MB: I do some key frames, but with a lot of blank spaces, also because i like to improvise. If I would storyboard everything it would be easier in production, but on a 4 months project, you have new ideas/wishes, and it’s cool to keep space for them.

GC: Were there any other visual ideas that didn’t make the cut?

MB: For this project, I used almost every frame that I designed, I’ve only cut one part that was inspired by the work of Saul Bass. It would have be nice though, but I didn’t manage to match this part with the rest.

GC: There are some amazingly detailed illustrations in this piece (One of my favorites is the snake), Do you build a library of art first? On top of that, there is a lot of color, did you do any color planning?

MB: I built a library at first, to have a sort of overview of the elements I will be playing with, and then I animated frame by frame straight with all the details and colors, it’s a one shot process.

GC: Are you doing rough-cuts or animatics? Did you have to go through multiple rounds of revisions or was it pretty smooth?

MB: Secret Skwirl have always been really enthusiastic, so I barely had to make any corrections after that.

GC: There are some elements that are rotoscoped (The mouths, the walking woman), where did that source footage come from? Did you shoot it or was it provided?

MB: Yes the whole idea was to have a smooth mouth singing the song, and transforming it into random drawings to illustrate the lyrics. I wanted to work around a strong element, so I shot those footage. The mouth is the actual singer mouth singing the song, and the woman is my girlfriend.

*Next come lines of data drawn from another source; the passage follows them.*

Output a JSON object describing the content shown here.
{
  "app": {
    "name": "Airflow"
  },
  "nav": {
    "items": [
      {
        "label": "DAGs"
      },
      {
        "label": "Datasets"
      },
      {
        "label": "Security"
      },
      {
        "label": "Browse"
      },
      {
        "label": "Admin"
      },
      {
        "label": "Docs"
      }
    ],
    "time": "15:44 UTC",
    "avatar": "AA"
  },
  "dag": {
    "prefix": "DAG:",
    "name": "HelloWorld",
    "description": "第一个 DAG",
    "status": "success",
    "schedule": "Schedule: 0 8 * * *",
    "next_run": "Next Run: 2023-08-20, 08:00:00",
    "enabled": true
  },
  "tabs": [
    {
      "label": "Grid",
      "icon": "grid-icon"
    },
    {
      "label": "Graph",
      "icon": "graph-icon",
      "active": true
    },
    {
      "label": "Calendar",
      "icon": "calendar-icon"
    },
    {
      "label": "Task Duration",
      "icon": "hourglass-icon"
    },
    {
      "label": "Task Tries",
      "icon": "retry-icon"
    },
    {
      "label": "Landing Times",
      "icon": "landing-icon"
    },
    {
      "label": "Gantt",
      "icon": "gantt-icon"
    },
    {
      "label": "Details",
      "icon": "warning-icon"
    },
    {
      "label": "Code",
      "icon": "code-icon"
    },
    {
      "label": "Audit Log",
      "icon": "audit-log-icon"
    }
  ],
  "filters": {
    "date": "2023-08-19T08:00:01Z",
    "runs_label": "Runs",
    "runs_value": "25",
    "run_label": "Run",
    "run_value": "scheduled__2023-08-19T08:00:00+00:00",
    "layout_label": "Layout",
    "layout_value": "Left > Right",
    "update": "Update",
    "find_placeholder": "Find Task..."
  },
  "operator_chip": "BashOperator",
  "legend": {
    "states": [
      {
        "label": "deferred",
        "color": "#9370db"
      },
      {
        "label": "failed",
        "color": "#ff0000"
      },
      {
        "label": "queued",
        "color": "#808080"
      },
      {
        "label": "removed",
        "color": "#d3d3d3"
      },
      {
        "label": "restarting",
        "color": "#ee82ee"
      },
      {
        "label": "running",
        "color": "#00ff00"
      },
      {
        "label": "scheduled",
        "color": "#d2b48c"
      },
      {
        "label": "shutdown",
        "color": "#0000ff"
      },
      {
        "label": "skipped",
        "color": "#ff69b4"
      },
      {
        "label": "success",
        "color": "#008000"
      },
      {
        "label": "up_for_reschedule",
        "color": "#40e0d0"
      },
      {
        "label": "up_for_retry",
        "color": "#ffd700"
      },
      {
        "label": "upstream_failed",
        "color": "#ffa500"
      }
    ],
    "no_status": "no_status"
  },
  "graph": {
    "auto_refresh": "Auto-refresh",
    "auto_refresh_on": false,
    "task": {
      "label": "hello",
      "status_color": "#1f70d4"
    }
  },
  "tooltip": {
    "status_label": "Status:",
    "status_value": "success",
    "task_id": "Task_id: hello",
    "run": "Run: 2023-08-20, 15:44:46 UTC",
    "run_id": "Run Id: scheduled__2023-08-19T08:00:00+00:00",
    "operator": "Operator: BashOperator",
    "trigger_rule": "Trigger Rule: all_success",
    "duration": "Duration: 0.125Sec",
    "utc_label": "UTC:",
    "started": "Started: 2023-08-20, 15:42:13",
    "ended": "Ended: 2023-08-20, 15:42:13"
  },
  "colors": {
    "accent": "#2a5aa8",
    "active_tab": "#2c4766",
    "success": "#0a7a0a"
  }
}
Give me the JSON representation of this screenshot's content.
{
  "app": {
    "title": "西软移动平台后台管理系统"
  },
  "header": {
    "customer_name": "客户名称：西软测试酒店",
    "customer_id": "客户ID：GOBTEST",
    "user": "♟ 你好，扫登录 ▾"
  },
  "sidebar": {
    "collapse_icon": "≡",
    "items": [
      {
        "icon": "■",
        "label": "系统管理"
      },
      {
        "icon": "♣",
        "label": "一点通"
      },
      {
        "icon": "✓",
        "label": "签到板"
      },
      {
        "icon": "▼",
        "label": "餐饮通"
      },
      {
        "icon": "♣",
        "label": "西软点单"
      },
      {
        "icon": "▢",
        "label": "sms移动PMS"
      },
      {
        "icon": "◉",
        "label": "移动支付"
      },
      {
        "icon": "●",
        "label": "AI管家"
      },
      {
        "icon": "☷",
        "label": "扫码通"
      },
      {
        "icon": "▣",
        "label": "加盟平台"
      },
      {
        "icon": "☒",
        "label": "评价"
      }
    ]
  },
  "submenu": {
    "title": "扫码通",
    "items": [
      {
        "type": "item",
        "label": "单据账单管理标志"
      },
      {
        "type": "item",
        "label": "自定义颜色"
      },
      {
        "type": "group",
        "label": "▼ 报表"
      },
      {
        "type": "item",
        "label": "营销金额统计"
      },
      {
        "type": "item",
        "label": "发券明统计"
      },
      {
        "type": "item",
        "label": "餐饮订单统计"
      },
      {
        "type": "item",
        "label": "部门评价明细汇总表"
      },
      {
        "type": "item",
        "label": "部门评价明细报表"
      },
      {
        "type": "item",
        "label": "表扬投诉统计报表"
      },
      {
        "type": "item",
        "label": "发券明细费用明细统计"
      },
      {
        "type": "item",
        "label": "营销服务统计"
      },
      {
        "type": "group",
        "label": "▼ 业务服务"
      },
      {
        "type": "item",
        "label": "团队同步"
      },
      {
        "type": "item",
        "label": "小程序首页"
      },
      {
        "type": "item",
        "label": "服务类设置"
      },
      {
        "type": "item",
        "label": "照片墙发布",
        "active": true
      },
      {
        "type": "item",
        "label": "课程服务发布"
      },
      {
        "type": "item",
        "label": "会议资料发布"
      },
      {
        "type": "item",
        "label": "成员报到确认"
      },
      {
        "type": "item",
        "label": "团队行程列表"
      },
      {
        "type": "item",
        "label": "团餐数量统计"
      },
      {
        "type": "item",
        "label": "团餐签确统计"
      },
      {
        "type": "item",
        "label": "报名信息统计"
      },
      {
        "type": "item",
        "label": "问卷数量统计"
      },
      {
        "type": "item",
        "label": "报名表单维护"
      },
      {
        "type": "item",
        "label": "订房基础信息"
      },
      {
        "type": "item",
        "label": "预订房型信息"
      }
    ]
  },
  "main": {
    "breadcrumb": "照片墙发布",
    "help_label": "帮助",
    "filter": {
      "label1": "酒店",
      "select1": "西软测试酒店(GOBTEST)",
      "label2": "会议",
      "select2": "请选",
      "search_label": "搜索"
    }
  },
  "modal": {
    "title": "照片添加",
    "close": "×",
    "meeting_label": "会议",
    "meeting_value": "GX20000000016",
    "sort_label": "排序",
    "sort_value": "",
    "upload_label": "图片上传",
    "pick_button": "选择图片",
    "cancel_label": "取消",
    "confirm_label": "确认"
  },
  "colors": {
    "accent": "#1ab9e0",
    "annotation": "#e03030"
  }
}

GC: What were the biggest technical and creative challenges with Jeez Louise?

MB: The main challenge was to do a smooth animation with such an amount of details, and keep the attention of the audience along the 4 min of the song.

GC: Any last notes?

MB: I did this piece all by myself to keep a spontaneous workflow, and I really enjoyed it! But I also got the inconvenience of a one-man-team.

GC: Again, awesome work Maxime. Thanks for taking the time for this interview.